Northern Arizona University

In her ongoing research about Americans' responses to the COVID-19 pandemic, Northern Arizona University anthropology professor Lisa Hardy and her collaborators have talked to dozens of people.

Released: 25-Sep-2020 12:55 PM EDT
During pandemic, racism puts additional stress on Asian Americans
Massachusetts General Hospital

Many people are feeling anxious during these uncertain times as they navigate the risks associated with COVID-19 and experience the tension from physical distancing or isolation for what can seem like an eternity.

Released: 25-Sep-2020 12:55 PM EDT
COVID-19 shapes political approval ratings
University of North Carolina at Chapel Hill

Approval ratings of political leaders surged in the early days of the COVID-19 pandemic, according to a new study published in the Proceedings of the National Academy of Sciences.

Released: 25-Sep-2020 12:40 PM EDT
ASU Researchers Receive $6m State Contract to Develop Rapid, 20-Minute Covid-19 Saliva Test
Arizona State University (ASU)
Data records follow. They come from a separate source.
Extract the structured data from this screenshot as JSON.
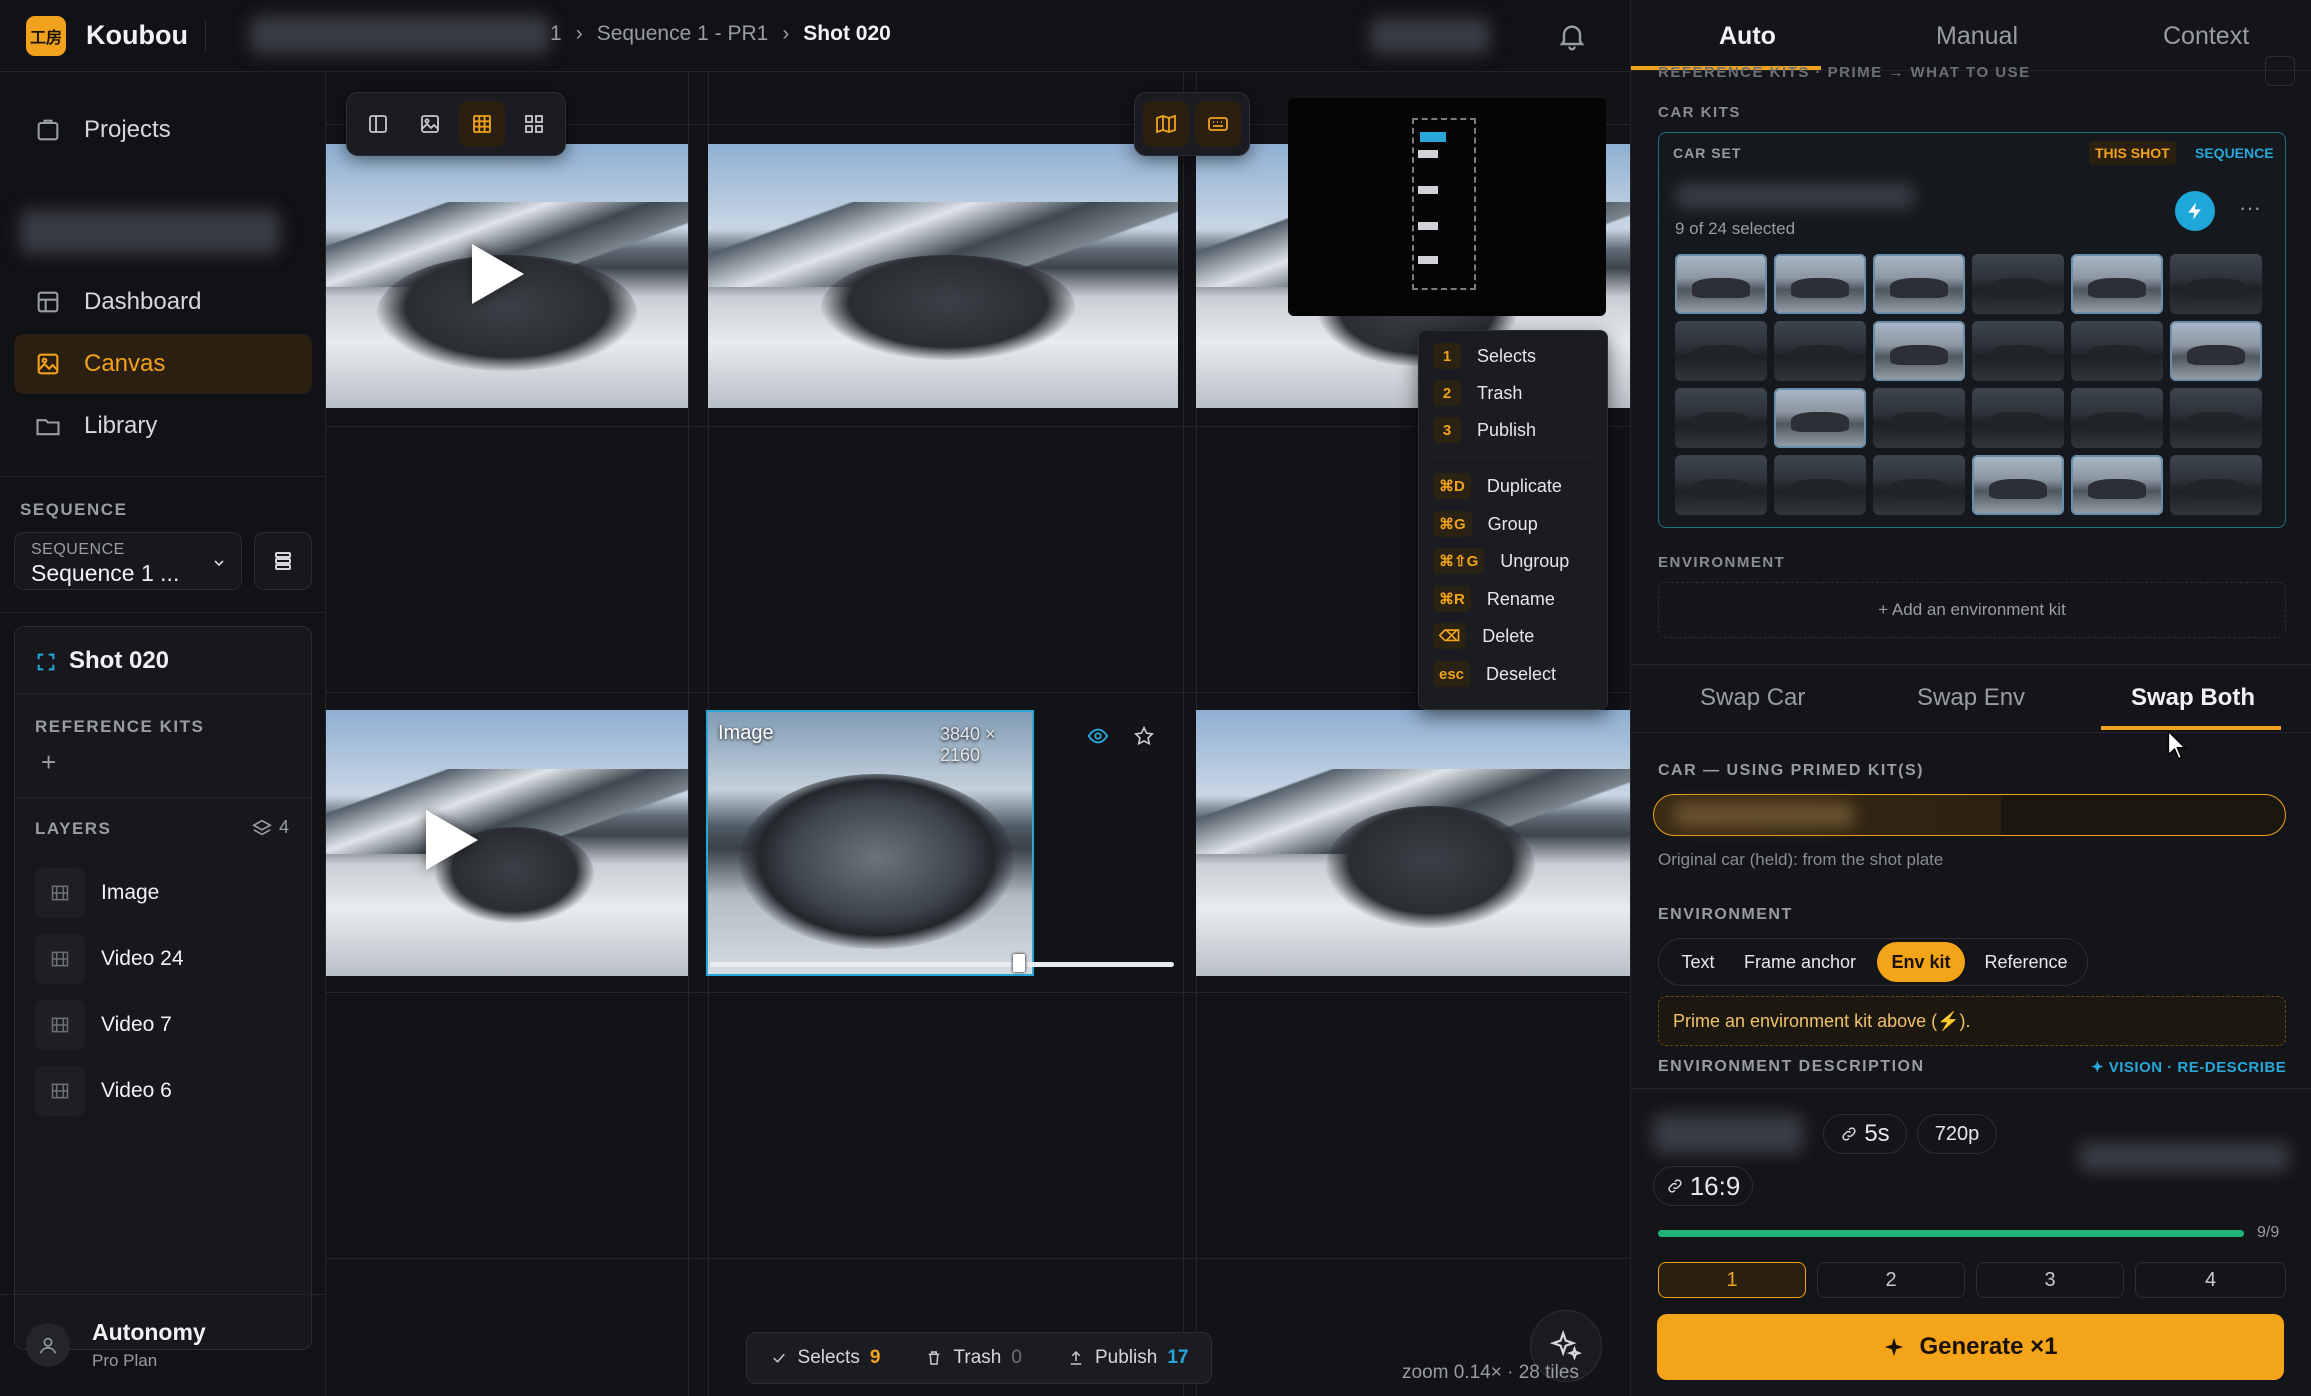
{
  "app": {
    "logo_text": "工房",
    "name": "Koubou"
  },
  "breadcrumb": {
    "partial": "1",
    "sep": "›",
    "sequence": "Sequence 1 - PR1",
    "shot": "Shot 020"
  },
  "sidebar": {
    "nav": [
      {
        "label": "Projects"
      },
      {
        "label": "Dashboard"
      },
      {
        "label": "Canvas"
      },
      {
        "label": "Library"
      }
    ],
    "sequence_heading": "SEQUENCE",
    "sequence_select": {
      "label": "SEQUENCE",
      "value": "Sequence 1 ..."
    },
    "shot_title": "Shot 020",
    "reference_kits_heading": "REFERENCE KITS",
    "add": "+",
    "layers_heading": "LAYERS",
    "layers_count": "4",
    "layers": [
      {
        "label": "Image"
      },
      {
        "label": "Video 24"
      },
      {
        "label": "Video 7"
      },
      {
        "label": "Video 6"
      }
    ],
    "user": {
      "name": "Autonomy",
      "plan": "Pro Plan"
    }
  },
  "canvas": {
    "selected_tile": {
      "label": "Image",
      "dims": "3840 × 2160",
      "scrub": 0.67
    },
    "context_menu": [
      {
        "key": "1",
        "label": "Selects"
      },
      {
        "key": "2",
        "label": "Trash"
      },
      {
        "key": "3",
        "label": "Publish"
      },
      {
        "key": "⌘D",
        "label": "Duplicate"
      },
      {
        "key": "⌘G",
        "label": "Group"
      },
      {
        "key": "⌘⇧G",
        "label": "Ungroup"
      },
      {
        "key": "⌘R",
        "label": "Rename"
      },
      {
        "key": "⌫",
        "label": "Delete"
      },
      {
        "key": "esc",
        "label": "Deselect"
      }
    ],
    "bottombar": {
      "selects_label": "Selects",
      "selects_count": "9",
      "trash_label": "Trash",
      "trash_count": "0",
      "publish_label": "Publish",
      "publish_count": "17"
    },
    "zoom_text": "zoom 0.14× · 28 tiles"
  },
  "right": {
    "tabs": [
      {
        "label": "Auto"
      },
      {
        "label": "Manual"
      },
      {
        "label": "Context"
      }
    ],
    "active_tab": "Auto",
    "ref_heading": "REFERENCE KITS · PRIME → WHAT TO USE",
    "car_kits_heading": "CAR KITS",
    "car_set": {
      "label": "CAR SET",
      "this_shot": "THIS SHOT",
      "sequence": "SEQUENCE",
      "selected_text": "9 of 24 selected",
      "more": "···"
    },
    "environment_heading": "ENVIRONMENT",
    "add_env": "+ Add an environment kit",
    "swap_tabs": [
      {
        "label": "Swap Car"
      },
      {
        "label": "Swap Env"
      },
      {
        "label": "Swap Both"
      }
    ],
    "active_swap": "Swap Both",
    "car_heading": "CAR — USING PRIMED KIT(S)",
    "original_car": "Original car (held): from the shot plate",
    "env_heading": "ENVIRONMENT",
    "env_modes": [
      {
        "label": "Text"
      },
      {
        "label": "Frame anchor"
      },
      {
        "label": "Env kit"
      },
      {
        "label": "Reference"
      }
    ],
    "active_env_mode": "Env kit",
    "prime_notice": "Prime an environment kit above (⚡).",
    "env_desc_heading": "ENVIRONMENT DESCRIPTION",
    "vision_link": "✦ VISION · RE-DESCRIBE",
    "duration": "5s",
    "resolution": "720p",
    "aspect": "16:9",
    "progress": {
      "value": 1.0,
      "text": "9/9"
    },
    "counts": [
      {
        "label": "1"
      },
      {
        "label": "2"
      },
      {
        "label": "3"
      },
      {
        "label": "4"
      }
    ],
    "generate_label": "Generate ×1"
  },
  "colors": {
    "accent": "#f0a21c",
    "selection": "#27a8d8",
    "progress": "#1fb37a"
  }
}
As the world manages through the coronavirus pandemic, Arizona State University continues its work to discover and develop easier and more widespread COVID-19 testing to assist in managing the virus.

Released: 25-Sep-2020 11:55 AM EDT
Scholars untangle marketing's complex role in understanding political activities
American Marketing Association (AMA)

As 2020 began, many pundits predicted a politically charged year, but few predicted that it would include a global pandemic overtaxing healthcare resources, strained U.S. race relations resulting in mass demonstrations across the globe, devastating fires consuming massive swaths of the United States, and a catastrophic global economic downturn.


Showing results

110 of 3409

close
1.67652